- _What you need to do_: From the material that follows, count the lines with the word "миллионов" in them. Reply with the number only.

- _Given records_:
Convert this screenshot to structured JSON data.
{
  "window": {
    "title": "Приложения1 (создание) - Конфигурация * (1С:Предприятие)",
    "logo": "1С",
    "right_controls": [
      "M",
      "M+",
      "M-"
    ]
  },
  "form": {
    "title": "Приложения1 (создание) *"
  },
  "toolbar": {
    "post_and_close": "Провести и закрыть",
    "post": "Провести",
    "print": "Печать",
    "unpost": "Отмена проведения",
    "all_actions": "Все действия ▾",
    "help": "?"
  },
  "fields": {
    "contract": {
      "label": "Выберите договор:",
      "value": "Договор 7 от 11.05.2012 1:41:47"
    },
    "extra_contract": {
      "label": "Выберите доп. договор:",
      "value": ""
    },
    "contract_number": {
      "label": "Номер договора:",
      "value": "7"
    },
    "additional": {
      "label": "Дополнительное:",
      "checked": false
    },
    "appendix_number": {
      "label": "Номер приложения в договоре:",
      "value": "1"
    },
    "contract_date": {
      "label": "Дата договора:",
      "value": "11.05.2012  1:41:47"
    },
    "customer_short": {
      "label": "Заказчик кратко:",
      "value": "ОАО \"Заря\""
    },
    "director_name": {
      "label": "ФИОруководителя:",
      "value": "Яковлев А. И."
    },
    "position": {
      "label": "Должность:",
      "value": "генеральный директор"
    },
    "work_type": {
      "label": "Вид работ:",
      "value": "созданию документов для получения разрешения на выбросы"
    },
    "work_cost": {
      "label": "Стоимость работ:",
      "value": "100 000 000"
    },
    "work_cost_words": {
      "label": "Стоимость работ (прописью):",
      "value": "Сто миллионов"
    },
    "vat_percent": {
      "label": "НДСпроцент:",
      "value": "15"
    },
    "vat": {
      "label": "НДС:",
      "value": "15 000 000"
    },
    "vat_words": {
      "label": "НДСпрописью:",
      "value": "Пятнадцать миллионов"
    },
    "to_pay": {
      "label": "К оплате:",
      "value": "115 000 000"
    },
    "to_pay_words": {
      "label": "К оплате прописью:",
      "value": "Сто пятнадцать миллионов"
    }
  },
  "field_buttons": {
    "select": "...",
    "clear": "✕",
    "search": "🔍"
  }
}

- _Task output_: 3